During his teenage years, Seidenberg was a ranked amateur tennis player in Germany. He seriously considered the sport as a career, but he preferred the team concept of hockey rather than a one-man show.

The 6-foot-1, 210-pounder is built for hockey. He has a warrior's mentality and has been a perfect fit in Boston since being acquired in a trade with the Florida Panthers on March 3, 2010.

He's been a force on the blue line and was one of the reasons the Bruins hoisted the Stanley Cup in 2011. His contributions never go unnoticed, and they've been key again this season as the Bruins are 12-2-2 and set to host the Ottawa Senators (12-6-2) Thursday night at TD Garden.

Seidenberg currently ranks No. 100 in total ice time among the league's defensemen, and he's only played in 14 games this season. He averages 23:12 per game, and virtually every second he's on the ice he makes something happen. The amount of ice time he logs is important to him.

"Huge pride," he said. "It means a lot to me being sent out there that much, and gaining that responsibility is something I really enjoy. It's awesome. I can't ask for more."

Bruins coach Claude Julien has asked a lot from Seidenberg. When the coach decided to pair Seidenberg with captain Zdeno Chara during the 2011 playoffs, the defensive duo became nearly impenetrable.

For the majority of 2012 and so far this season, Seidenberg and Chara have had different partners. On the road, that's especially important because the Bruins don't have the last change, and it can be difficult to match Chara against the opposition's top lines. If Julien can't get the matchup he wants with Chara, then Seidenberg becomes the go-to guy.

"If you're going to put Seidenberg there in his place, I don't think I'd worry too much as a coach," Julien said. "If he can't handle that, we're in big trouble. We feel strongly about his play and what he's capable of doing for our team.

"We've said it often: This guy, you can't tire him out. He's a horse. He's strong, and he's in such good shape. He's been a valuable addition to our team since the day we got him. All we've got to do is look back at some of the playoff series he's been in and, he's been an outstanding player."

The Bruins are a humble group of players, and Seidenberg ranks high in that category. He doesn't like to talk about himself and describes his game in an interesting way.

"It's pretty boring, pretty steady," Seidenberg said. "It's not crazy. I like to take care of my own end first and hopefully get some offense here and there. It's been pretty good, but there's always room for improvement.
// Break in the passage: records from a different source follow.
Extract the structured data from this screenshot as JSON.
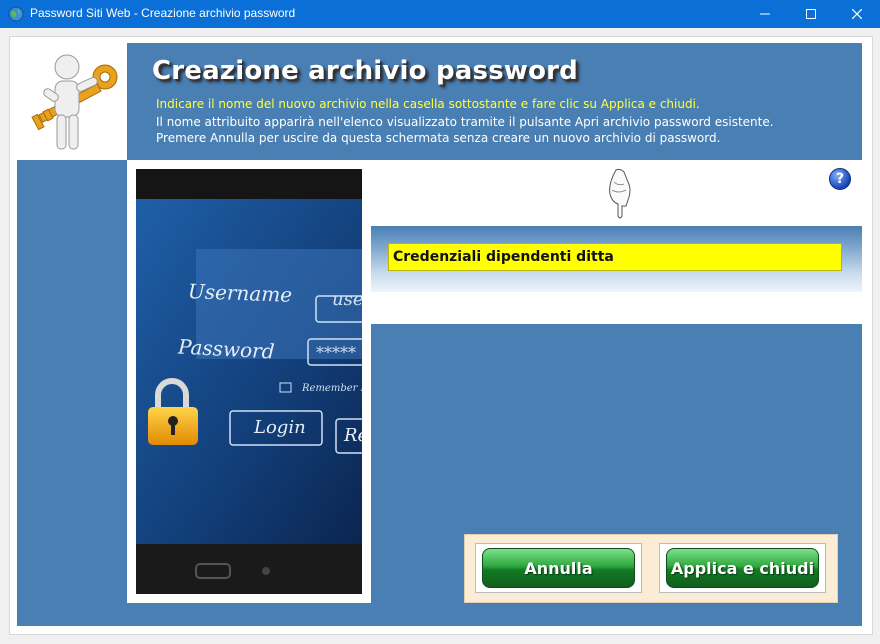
{
  "window": {
    "title": "Password Siti Web - Creazione archivio password",
    "icon": "globe-icon",
    "controls": [
      "minimize-icon",
      "maximize-icon",
      "close-icon"
    ]
  },
  "header": {
    "title": "Creazione archivio password",
    "line1": "Indicare il nome del nuovo archivio nella casella sottostante e fare clic su Applica e chiudi.",
    "line2": "Il nome attribuito apparirà nell'elenco visualizzato tramite il pulsante Apri archivio password esistente.",
    "line3": "Premere Annulla per uscire da questa schermata senza creare un nuovo archivio di password.",
    "logo_icon": "person-with-key-icon"
  },
  "photo": {
    "username_label": "Username",
    "password_label": "Password",
    "username_field": "use",
    "password_field": "*****",
    "remember_label": "Remember M",
    "login_button": "Login",
    "reset_button": "Re",
    "lock_icon": "padlock-icon"
  },
  "form": {
    "archive_name": "Credenziali dipendenti ditta",
    "pointer_icon": "pointing-hand-icon",
    "help_label": "?"
  },
  "buttons": {
    "cancel": "Annulla",
    "apply": "Applica e chiudi"
  },
  "colors": {
    "titlebar": "#0a6fd6",
    "panel_blue": "#4a7fb4",
    "input_yellow": "#ffff00",
    "header_highlight": "#ffff40",
    "button_green": "#2fa83e"
  }
}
I would like to get going a little more offensively by getting more shots through, and hopefully that will come."

Becoming a mentor for rookie defenseman Dougie Hamilton is another important contribution Seidenberg is making this season.

"It's been real easy. [Hamilton]'s been developing great so far," Seidenberg said. "He's very poised with the puck, he makes great outlet passes and he skates effortlessly. He's learning every game. He's been better every game and he's been making good plays on the power play, so it's been all positive so far."
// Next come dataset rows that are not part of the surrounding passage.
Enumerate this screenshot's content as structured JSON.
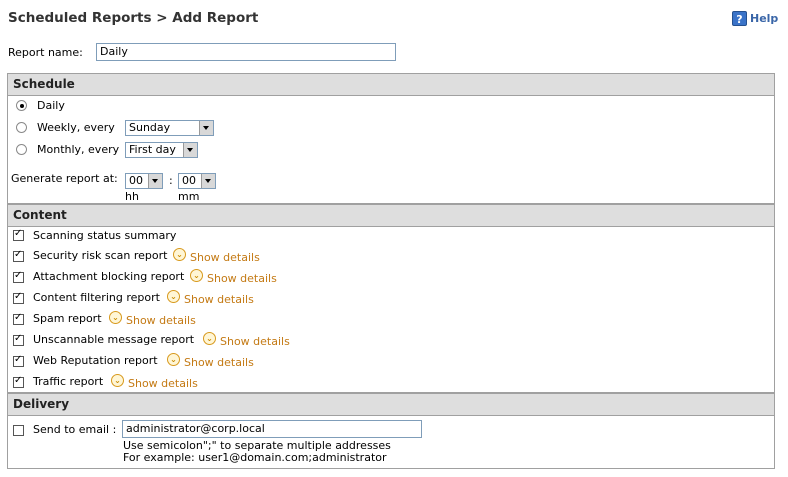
{
  "header": {
    "title": "Scheduled Reports > Add Report",
    "help_label": "Help"
  },
  "report_name": {
    "label": "Report name:",
    "value": "Daily"
  },
  "schedule": {
    "heading": "Schedule",
    "daily_label": "Daily",
    "weekly_label": "Weekly, every",
    "weekly_value": "Sunday",
    "monthly_label": "Monthly, every",
    "monthly_value": "First day",
    "generate_label": "Generate report at:",
    "hour_value": "00",
    "minute_value": "00",
    "separator": ":",
    "hh_label": "hh",
    "mm_label": "mm",
    "selected": "Daily"
  },
  "content": {
    "heading": "Content",
    "show_details_label": "Show details",
    "items": [
      {
        "label": "Scanning status summary",
        "checked": true,
        "details": false
      },
      {
        "label": "Security risk scan report",
        "checked": true,
        "details": true
      },
      {
        "label": "Attachment blocking report",
        "checked": true,
        "details": true
      },
      {
        "label": "Content filtering report",
        "checked": true,
        "details": true
      },
      {
        "label": "Spam report",
        "checked": true,
        "details": true
      },
      {
        "label": "Unscannable message report",
        "checked": true,
        "details": true
      },
      {
        "label": "Web Reputation report",
        "checked": true,
        "details": true
      },
      {
        "label": "Traffic report",
        "checked": true,
        "details": true
      }
    ]
  },
  "delivery": {
    "heading": "Delivery",
    "send_label": "Send to email :",
    "send_checked": false,
    "email_value": "administrator@corp.local",
    "hint1": "Use semicolon\";\" to separate multiple addresses",
    "hint2": "For example: user1@domain.com;administrator"
  },
  "colors": {
    "section_header_bg": "#dedede",
    "link": "#c47a14",
    "help_icon": "#3a73c8"
  }
}
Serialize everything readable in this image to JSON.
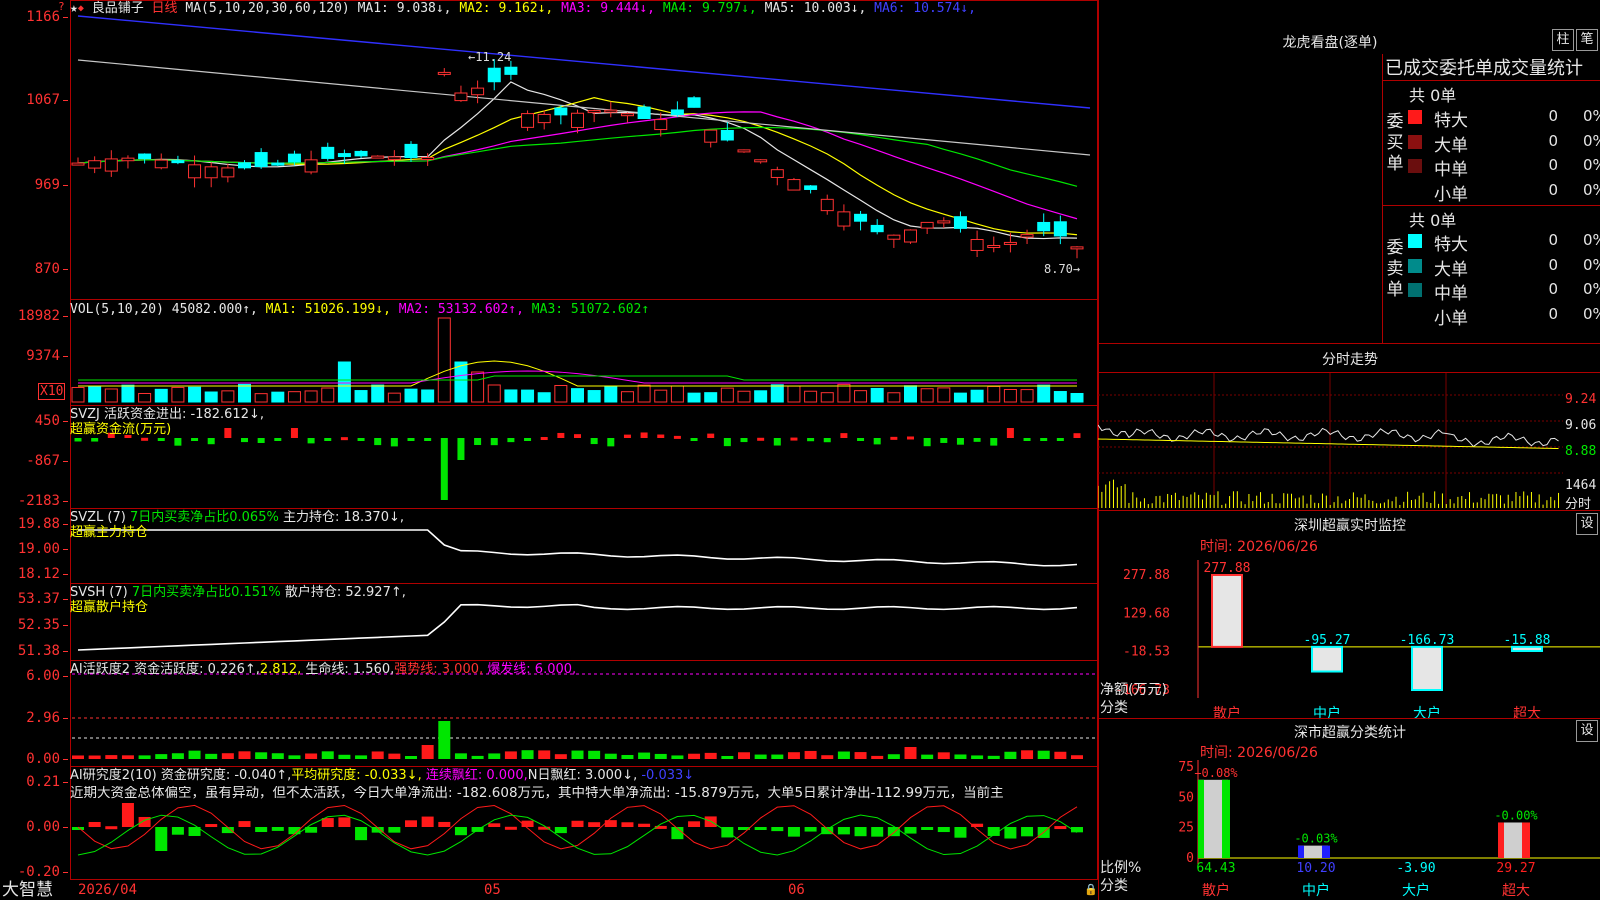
{
  "main": {
    "stock_name": "良品铺子",
    "period": "日线",
    "ma_header": "MA(5,10,20,30,60,120)",
    "ma": [
      {
        "label": "MA1:",
        "value": "9.038",
        "arrow": "↓",
        "color": "#e6e6e6"
      },
      {
        "label": "MA2:",
        "value": "9.162",
        "arrow": "↓",
        "color": "#ffff00"
      },
      {
        "label": "MA3:",
        "value": "9.444",
        "arrow": "↓",
        "color": "#ff00ff"
      },
      {
        "label": "MA4:",
        "value": "9.797",
        "arrow": "↓",
        "color": "#00e600"
      },
      {
        "label": "MA5:",
        "value": "10.003",
        "arrow": "↓",
        "color": "#e6e6e6"
      },
      {
        "label": "MA6:",
        "value": "10.574",
        "arrow": "↓",
        "color": "#4040ff"
      }
    ],
    "price_axis": [
      "1166",
      "1067",
      "969",
      "870"
    ],
    "high_label": "11.24",
    "low_label": "8.70"
  },
  "vol": {
    "header": "VOL(5,10,20)",
    "value": "45082.000↑,",
    "ma1": "MA1: 51026.199↓,",
    "ma2": "MA2: 53132.602↑,",
    "ma3": "MA3: 51072.602↑",
    "axis": [
      "18982",
      "9374"
    ],
    "unit": "X10"
  },
  "svzj": {
    "header": "SVZJ  活跃资金进出: -182.612↓,",
    "sub": "超赢资金流(万元)",
    "axis": [
      "450",
      "-867",
      "-2183"
    ]
  },
  "svzl": {
    "header_a": "SVZL (7) ",
    "header_b": "7日内买卖净占比0.065%",
    "header_c": " 主力持仓: 18.370↓,",
    "sub": "超赢主力持仓",
    "axis": [
      "19.88",
      "19.00",
      "18.12"
    ]
  },
  "svsh": {
    "header_a": "SVSH (7) ",
    "header_b": "7日内买卖净占比0.151%",
    "header_c": " 散户持仓: 52.927↑,",
    "sub": "超赢散户持仓",
    "axis": [
      "53.37",
      "52.35",
      "51.38"
    ]
  },
  "ai2": {
    "h1": "AI活跃度2 资金活跃度: 0.226↑,",
    "h2": "2.812,",
    "h3": "生命线: 1.560,",
    "h4": "强势线: 3.000,",
    "h5": "爆发线: 6.000,",
    "axis": [
      "6.00",
      "2.96",
      "0.00"
    ]
  },
  "air": {
    "h1": "AI研究度2(10) 资金研究度: -0.040↑,",
    "h2": "平均研究度: -0.033↓,",
    "h3": "连续飘红: 0.000,",
    "h4": "N日飘红: 3.000↓,",
    "h5": "-0.033↓",
    "note": "近期大资金总体偏空，虽有异动，但不太活跃，今日大单净流出: -182.608万元，其中特大单净流出: -15.879万元，大单5日累计净出-112.99万元，当前主",
    "axis": [
      "0.21",
      "0.00",
      "-0.20"
    ]
  },
  "bottom": {
    "brand": "大智慧",
    "date_start": "2026/04",
    "month_05": "05",
    "month_06": "06"
  },
  "right": {
    "dragon_title": "龙虎看盘(逐单)",
    "btn_zhu": "柱",
    "btn_bi": "笔",
    "tabs_label": "已成交委托单成交量统计",
    "buy_label": "委买单",
    "sell_label": "委卖单",
    "buy_total": "共 0单",
    "sell_total": "共 0单",
    "buy_rows": [
      {
        "name": "特大",
        "v": "0",
        "p": "0%",
        "color": "#ff1a1a"
      },
      {
        "name": "大单",
        "v": "0",
        "p": "0%",
        "color": "#8b1010"
      },
      {
        "name": "中单",
        "v": "0",
        "p": "0%",
        "color": "#6a0e0e"
      },
      {
        "name": "小单",
        "v": "0",
        "p": "0%",
        "color": ""
      }
    ],
    "sell_rows": [
      {
        "name": "特大",
        "v": "0",
        "p": "0%",
        "color": "#00ffff"
      },
      {
        "name": "大单",
        "v": "0",
        "p": "0%",
        "color": "#008b8b"
      },
      {
        "name": "中单",
        "v": "0",
        "p": "0%",
        "color": "#007070"
      },
      {
        "name": "小单",
        "v": "0",
        "p": "0%",
        "color": ""
      }
    ],
    "fenshi_title": "分时走势",
    "fenshi_axis": [
      "9.24",
      "9.06",
      "8.88",
      "1464"
    ],
    "fenshi_unit": "分时",
    "sz_title": "深圳超赢实时监控",
    "sz_btn": "设",
    "sz_date": "时间: 2026/06/26",
    "sz_axis": [
      "277.88",
      "129.68",
      "-18.53",
      "-166.73"
    ],
    "sz_ylabel": "净额(万元)",
    "sz_xlabel": "分类",
    "sz_values": [
      {
        "cat": "散户",
        "value": 277.88,
        "label": "277.88"
      },
      {
        "cat": "中户",
        "value": -95.27,
        "label": "-95.27"
      },
      {
        "cat": "大户",
        "value": -166.73,
        "label": "-166.73"
      },
      {
        "cat": "超大",
        "value": -15.88,
        "label": "-15.88"
      }
    ],
    "ss_title": "深市超赢分类统计",
    "ss_btn": "设",
    "ss_date": "时间: 2026/06/26",
    "ss_axis": [
      "75",
      "50",
      "25",
      "0"
    ],
    "ss_ylabel": "比例%",
    "ss_xlabel": "分类",
    "ss_values": [
      {
        "cat": "散户",
        "value": 64.43,
        "label": "64.43",
        "top": "+0.08%",
        "color": "#00e600"
      },
      {
        "cat": "中户",
        "value": 10.2,
        "label": "10.20",
        "top": "-0.03%",
        "color": "#2020ff"
      },
      {
        "cat": "大户",
        "value": -3.9,
        "label": "-3.90",
        "top": "",
        "color": "#00ffff"
      },
      {
        "cat": "超大",
        "value": 29.27,
        "label": "29.27",
        "top": "-0.00%",
        "color": "#ff2020"
      }
    ]
  }
}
Hamilton's start in the NHL has been impressive, and his transition to the pro game has been a smooth one so far. Still, he's going to make mistakes, and the few times he has this season, Seidenberg has been there to back up his partner. The veteran admits he hasn't changed his style of play because he's not worried about Hamilton.

"It's pretty much the same," Seidenberg said. "I'm a pretty conservative player. It doesn't matter if it's him, or [Joe] Corvo or [Tomas] Kaberle in years before. It's the same kind of approach, and it's not changing."

Hamilton's approach this season has been a simple one. He's playing his style of game while trying to master the team's defensive systems. The 19-year-old blueliner is learning from all of his teammates, and Seidenberg's work ethic on and off the ice has been a focal point for Hamilton.

"He's definitely real professional how he takes care of himself, preparing and stuff like that," Hamilton said. "On the ice, too, how hard he works in his battles and how well he moves the puck. I've learned a lot."

When Seidenberg first arrived in Boston in the spring of 2010, he played only 17 games before he suffering a nasty injury when he lacerated a tendon in his left forearm and missed the playoffs. His presence was surely missed, as the Bruins lost in the Eastern Conference semifinals to the Philadelphia Flyers after holding a 3-0 series lead.

He's been instrumental every season since, and he's continuing that streak in 2013. The 31-year-old Seidenberg will become an unrestricted free agent after the 2013-14 season, and it wouldn't be a surprise if he remains in Boston.